**REQUIREMENT:**
Whenever a line in the entries below contains "calendar", copy that line.

**RECORD EXCERPTS:**
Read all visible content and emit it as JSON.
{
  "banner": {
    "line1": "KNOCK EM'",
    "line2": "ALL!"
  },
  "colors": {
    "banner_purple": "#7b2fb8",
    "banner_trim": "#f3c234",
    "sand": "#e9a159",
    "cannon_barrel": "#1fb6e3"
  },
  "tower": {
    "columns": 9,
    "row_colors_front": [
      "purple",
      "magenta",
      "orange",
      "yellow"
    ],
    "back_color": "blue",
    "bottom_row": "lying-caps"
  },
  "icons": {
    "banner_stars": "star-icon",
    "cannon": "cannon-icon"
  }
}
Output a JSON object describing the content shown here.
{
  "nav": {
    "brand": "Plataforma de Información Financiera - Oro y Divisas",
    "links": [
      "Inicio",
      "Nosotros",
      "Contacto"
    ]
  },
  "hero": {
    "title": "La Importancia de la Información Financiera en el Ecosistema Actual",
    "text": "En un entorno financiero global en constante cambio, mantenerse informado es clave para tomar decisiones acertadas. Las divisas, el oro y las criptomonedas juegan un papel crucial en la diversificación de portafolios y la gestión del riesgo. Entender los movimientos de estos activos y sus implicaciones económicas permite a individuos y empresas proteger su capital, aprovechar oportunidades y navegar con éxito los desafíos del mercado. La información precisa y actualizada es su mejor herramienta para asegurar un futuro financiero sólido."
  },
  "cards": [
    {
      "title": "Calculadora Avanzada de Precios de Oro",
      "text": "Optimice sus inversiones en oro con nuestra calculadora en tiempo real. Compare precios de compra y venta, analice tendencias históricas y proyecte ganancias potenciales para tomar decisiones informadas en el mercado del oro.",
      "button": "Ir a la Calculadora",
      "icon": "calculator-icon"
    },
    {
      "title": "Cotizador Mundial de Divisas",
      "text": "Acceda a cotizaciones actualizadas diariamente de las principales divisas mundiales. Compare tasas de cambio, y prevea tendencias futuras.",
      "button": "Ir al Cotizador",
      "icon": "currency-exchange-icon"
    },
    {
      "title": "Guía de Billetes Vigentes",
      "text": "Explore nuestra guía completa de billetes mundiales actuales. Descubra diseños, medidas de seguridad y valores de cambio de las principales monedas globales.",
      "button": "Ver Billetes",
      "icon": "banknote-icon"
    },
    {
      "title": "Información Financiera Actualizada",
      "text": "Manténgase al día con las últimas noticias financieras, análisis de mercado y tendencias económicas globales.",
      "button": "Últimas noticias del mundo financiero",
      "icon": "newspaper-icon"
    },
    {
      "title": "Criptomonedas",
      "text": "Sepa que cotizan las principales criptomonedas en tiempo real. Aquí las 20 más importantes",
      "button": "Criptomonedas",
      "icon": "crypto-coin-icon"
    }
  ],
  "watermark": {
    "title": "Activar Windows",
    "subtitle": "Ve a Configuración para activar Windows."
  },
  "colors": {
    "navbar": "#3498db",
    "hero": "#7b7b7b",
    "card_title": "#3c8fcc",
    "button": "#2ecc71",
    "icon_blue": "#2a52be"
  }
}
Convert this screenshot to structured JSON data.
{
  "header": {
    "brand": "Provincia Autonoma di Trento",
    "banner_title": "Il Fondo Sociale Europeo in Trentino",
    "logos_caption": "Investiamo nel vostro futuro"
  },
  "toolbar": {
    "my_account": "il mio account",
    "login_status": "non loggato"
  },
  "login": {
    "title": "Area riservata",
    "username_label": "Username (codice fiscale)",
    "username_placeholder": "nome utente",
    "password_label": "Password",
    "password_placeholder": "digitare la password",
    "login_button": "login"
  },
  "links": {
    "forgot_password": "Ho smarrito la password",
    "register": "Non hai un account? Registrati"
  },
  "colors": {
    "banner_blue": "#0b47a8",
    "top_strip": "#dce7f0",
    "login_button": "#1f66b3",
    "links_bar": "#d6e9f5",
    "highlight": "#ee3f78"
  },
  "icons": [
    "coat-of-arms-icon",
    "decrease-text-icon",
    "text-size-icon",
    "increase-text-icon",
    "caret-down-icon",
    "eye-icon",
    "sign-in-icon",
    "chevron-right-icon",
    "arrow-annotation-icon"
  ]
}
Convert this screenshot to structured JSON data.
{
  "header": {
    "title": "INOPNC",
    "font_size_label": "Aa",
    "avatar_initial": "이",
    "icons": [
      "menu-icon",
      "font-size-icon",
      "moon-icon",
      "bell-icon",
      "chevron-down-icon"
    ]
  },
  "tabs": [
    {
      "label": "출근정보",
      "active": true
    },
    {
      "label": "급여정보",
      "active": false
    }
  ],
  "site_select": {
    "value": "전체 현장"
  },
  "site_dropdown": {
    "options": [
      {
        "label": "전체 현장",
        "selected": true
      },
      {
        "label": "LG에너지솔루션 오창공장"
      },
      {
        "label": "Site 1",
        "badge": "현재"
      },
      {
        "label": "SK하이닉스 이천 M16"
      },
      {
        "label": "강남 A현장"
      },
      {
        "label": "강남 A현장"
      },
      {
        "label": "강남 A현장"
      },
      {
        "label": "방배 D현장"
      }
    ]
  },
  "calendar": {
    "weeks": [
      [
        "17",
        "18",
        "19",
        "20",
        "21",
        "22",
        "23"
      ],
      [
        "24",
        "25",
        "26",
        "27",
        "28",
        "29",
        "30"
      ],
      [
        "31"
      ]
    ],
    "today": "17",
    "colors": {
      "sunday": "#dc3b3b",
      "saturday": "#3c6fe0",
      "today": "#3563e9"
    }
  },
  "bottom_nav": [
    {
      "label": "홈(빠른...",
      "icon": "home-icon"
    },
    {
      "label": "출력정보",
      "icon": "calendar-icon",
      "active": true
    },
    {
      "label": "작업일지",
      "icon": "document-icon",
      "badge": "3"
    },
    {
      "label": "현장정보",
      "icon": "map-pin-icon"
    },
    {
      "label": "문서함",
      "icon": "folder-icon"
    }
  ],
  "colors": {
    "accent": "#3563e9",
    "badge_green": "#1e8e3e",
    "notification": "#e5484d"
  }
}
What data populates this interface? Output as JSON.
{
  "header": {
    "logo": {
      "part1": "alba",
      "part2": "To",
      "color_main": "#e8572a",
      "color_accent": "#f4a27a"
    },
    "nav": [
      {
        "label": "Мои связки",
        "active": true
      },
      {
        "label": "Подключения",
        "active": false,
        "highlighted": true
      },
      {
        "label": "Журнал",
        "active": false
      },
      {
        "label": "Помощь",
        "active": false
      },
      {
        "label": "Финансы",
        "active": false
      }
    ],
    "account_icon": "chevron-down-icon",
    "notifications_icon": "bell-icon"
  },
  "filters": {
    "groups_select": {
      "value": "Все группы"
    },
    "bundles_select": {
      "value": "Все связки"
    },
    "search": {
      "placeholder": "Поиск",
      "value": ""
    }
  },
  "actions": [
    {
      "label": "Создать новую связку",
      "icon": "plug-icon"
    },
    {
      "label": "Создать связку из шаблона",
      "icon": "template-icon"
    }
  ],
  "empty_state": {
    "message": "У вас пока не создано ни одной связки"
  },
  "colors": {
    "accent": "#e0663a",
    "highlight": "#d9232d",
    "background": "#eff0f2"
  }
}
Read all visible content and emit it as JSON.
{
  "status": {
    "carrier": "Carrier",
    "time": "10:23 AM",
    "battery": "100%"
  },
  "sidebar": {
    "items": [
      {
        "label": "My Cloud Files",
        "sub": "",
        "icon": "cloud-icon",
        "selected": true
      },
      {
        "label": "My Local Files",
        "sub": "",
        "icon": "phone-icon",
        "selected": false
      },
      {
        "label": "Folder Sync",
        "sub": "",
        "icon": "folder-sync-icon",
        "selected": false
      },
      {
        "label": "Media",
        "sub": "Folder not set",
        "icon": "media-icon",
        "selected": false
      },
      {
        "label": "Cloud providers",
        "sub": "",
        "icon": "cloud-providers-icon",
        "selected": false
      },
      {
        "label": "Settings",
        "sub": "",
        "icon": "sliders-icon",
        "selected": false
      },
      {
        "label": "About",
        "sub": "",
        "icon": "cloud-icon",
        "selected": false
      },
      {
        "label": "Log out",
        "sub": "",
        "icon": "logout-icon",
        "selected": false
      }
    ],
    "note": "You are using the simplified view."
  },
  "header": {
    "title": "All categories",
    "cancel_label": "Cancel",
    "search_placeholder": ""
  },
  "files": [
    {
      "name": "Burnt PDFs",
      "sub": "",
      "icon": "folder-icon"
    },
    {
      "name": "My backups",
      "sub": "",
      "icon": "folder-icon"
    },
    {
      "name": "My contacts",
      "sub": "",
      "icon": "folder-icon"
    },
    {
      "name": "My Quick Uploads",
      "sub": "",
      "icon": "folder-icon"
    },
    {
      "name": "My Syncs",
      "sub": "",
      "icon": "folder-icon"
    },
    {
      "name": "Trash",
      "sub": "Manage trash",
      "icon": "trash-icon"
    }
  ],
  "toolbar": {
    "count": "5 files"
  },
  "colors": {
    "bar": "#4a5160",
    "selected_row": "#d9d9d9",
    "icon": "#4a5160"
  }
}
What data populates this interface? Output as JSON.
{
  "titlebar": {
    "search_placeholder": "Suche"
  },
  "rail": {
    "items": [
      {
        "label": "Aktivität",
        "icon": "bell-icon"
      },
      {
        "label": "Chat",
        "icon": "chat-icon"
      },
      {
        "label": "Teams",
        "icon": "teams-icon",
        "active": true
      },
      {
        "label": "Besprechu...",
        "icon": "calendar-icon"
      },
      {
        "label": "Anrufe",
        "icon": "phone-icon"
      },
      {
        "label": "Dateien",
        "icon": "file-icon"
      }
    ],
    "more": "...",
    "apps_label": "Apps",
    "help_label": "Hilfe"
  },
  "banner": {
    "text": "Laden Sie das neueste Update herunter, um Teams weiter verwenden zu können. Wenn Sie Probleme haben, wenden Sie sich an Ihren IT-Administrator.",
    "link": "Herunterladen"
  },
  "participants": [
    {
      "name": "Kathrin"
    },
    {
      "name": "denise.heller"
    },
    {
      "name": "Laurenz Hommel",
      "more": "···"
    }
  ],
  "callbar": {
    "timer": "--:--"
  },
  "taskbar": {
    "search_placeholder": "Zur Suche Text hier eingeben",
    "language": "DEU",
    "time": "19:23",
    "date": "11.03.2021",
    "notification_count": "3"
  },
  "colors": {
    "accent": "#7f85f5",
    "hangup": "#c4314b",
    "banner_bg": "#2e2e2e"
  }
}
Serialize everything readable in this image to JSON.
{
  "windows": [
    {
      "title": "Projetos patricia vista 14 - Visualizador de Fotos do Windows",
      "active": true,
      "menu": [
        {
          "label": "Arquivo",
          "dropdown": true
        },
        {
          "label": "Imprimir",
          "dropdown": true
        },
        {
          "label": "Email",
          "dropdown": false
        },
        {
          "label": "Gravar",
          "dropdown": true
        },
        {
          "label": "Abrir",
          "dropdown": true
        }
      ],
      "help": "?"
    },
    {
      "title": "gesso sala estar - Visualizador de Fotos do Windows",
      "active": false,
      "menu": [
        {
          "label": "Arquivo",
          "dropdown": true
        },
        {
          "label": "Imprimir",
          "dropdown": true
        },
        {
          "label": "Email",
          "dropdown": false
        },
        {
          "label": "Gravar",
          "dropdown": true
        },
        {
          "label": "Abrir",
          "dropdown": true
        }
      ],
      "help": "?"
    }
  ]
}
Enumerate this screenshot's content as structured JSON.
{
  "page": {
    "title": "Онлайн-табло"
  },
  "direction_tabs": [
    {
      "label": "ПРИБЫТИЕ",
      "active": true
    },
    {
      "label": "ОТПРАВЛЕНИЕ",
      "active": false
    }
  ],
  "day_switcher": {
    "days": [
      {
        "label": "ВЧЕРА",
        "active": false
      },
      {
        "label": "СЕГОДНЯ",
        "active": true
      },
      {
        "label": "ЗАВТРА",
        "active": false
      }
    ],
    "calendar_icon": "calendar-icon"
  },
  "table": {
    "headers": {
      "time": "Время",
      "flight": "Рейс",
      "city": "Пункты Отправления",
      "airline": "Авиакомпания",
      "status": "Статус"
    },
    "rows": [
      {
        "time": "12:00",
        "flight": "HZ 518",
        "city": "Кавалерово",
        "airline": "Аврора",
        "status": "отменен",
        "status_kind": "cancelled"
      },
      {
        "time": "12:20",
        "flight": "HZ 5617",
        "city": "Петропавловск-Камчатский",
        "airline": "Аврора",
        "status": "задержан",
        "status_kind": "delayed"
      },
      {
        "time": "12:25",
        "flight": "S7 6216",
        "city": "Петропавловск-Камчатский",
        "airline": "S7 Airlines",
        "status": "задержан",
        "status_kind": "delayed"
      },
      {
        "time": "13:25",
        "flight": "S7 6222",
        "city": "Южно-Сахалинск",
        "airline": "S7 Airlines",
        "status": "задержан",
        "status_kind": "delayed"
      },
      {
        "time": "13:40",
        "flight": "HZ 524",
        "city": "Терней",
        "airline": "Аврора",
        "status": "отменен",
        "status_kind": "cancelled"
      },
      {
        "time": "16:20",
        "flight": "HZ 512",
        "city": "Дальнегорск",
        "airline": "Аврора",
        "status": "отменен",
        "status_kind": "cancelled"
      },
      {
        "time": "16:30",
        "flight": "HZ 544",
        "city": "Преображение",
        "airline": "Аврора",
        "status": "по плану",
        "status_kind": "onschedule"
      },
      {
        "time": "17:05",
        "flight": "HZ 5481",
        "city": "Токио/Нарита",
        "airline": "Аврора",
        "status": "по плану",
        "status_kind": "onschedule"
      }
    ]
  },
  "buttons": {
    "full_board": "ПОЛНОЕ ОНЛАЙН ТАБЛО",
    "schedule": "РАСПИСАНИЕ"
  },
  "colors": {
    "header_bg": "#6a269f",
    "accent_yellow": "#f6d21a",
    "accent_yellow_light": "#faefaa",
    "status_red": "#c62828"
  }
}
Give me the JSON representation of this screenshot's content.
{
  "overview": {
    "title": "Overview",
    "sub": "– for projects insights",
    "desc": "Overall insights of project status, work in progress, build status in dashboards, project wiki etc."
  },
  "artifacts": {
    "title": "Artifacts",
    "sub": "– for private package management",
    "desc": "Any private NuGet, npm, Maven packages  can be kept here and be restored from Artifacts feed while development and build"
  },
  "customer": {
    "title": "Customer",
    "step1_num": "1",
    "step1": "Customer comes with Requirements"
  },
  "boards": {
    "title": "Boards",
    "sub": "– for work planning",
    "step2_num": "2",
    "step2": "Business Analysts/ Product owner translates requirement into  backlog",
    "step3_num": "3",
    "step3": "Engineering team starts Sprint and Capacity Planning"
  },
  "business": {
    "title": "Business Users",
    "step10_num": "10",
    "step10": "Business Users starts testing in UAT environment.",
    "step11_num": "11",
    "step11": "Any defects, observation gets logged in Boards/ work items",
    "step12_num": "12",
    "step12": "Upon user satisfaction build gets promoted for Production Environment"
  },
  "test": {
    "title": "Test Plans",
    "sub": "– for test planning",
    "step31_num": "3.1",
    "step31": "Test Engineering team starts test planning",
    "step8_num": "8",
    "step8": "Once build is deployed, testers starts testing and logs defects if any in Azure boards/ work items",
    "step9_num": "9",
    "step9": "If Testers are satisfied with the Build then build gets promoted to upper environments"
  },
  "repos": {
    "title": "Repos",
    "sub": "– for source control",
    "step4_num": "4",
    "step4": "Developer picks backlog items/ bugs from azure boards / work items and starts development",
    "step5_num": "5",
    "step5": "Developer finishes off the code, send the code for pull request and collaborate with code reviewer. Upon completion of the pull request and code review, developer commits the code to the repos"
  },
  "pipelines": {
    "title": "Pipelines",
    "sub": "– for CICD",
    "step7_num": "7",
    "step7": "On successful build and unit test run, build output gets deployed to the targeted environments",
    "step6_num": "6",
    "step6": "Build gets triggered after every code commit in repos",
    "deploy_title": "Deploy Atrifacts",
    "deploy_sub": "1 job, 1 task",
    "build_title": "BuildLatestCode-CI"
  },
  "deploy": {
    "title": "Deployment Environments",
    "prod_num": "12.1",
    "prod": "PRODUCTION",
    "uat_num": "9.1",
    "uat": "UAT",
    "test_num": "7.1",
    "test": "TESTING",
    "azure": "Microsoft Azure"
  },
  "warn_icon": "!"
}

**TASK SOLUTION:**
  "calendar": {
      "icon": "calendar-icon",
        "icon": "calendar-icon"
    "calendar_icon": "calendar-icon"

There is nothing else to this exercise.